◆ Problem to solve:
Give only the number of lines in the data that include the string "verified".

(Records from a dataset)
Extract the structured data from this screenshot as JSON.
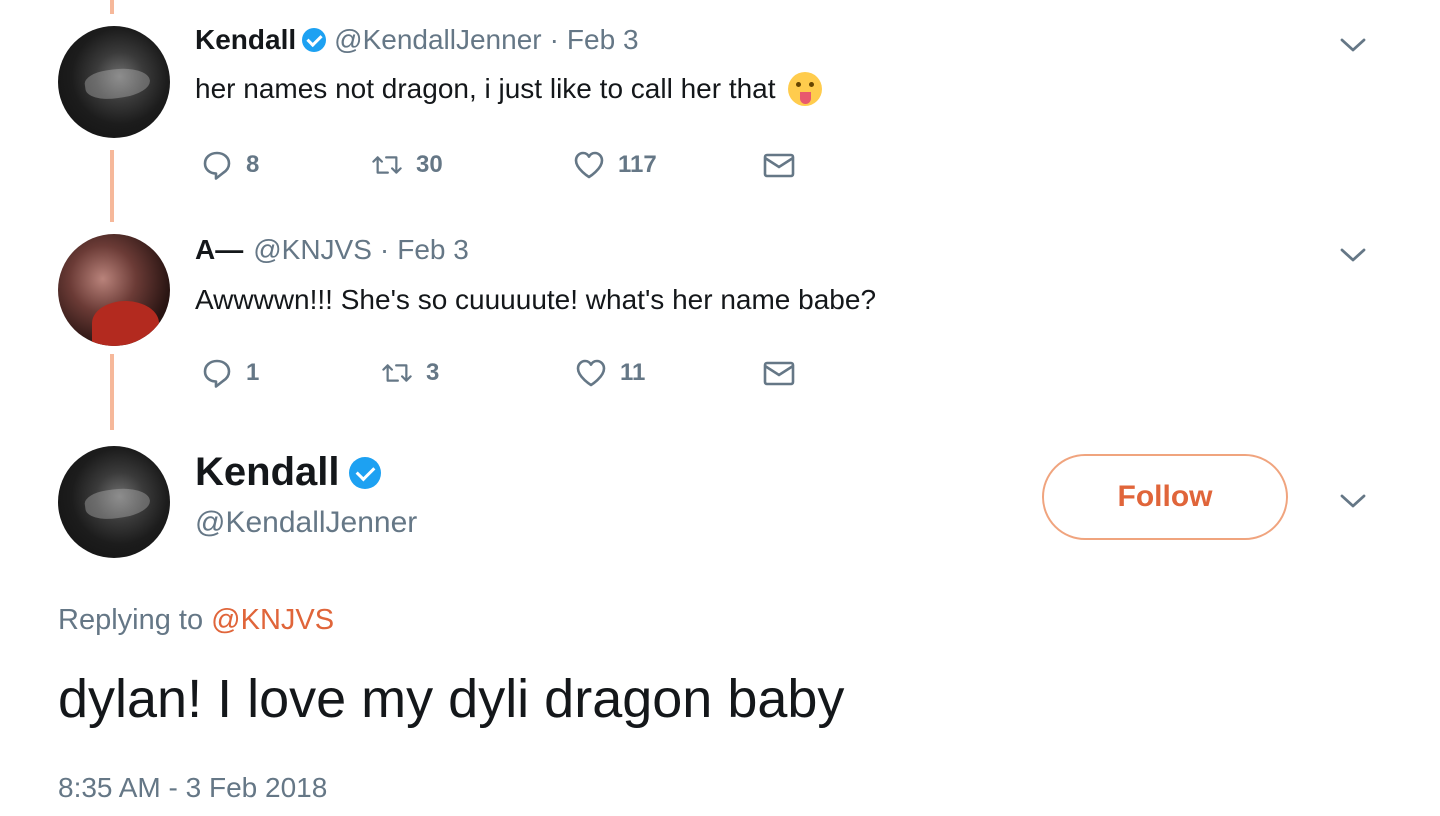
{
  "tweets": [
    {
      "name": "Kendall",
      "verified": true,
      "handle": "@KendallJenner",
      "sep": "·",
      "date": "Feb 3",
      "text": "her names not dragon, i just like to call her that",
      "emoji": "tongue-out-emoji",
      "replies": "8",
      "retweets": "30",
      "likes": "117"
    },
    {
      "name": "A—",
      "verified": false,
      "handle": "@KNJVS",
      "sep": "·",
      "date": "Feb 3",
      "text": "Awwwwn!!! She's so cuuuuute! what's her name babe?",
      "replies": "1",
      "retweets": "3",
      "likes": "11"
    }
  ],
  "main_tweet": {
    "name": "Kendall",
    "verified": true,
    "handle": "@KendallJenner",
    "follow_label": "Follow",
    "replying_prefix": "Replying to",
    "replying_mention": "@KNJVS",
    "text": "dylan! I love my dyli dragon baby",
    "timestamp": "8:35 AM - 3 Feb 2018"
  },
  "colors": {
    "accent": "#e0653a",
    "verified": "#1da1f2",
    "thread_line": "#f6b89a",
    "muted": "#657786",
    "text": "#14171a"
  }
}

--

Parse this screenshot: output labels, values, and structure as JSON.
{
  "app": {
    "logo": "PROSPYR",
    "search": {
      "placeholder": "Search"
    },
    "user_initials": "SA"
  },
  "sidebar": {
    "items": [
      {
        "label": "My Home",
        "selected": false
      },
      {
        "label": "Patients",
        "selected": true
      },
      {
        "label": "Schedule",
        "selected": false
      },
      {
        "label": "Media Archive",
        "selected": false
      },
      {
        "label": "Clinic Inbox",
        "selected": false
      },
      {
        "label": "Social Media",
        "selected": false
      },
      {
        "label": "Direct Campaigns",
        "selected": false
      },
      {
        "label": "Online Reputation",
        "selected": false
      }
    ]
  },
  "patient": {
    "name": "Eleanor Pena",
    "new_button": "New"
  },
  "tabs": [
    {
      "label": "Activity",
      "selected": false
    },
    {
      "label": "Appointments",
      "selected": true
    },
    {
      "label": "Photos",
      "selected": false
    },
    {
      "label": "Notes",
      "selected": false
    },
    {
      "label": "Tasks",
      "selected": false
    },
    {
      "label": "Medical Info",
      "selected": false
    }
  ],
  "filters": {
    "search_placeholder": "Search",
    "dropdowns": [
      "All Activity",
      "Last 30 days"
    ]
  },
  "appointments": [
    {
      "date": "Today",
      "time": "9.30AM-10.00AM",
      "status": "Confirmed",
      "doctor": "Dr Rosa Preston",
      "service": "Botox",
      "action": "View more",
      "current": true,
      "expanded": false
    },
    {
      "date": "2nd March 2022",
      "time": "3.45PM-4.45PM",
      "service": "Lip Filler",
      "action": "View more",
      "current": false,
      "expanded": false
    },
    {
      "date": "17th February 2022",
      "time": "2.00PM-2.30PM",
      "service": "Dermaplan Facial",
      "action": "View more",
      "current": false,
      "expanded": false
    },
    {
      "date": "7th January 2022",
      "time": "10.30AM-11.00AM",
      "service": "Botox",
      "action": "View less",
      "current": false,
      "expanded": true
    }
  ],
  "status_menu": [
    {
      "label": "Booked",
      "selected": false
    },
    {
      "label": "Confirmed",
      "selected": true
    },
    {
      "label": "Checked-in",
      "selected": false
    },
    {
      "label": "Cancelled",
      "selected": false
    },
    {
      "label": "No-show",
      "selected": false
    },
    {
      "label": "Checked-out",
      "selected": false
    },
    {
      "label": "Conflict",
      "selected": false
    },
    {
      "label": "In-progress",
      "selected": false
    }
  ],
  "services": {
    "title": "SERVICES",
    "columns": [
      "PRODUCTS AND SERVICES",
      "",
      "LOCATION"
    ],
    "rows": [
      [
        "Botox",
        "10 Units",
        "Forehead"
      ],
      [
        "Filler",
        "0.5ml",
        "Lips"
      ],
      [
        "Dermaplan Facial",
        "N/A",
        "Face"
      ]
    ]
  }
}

◆ Answer section:
4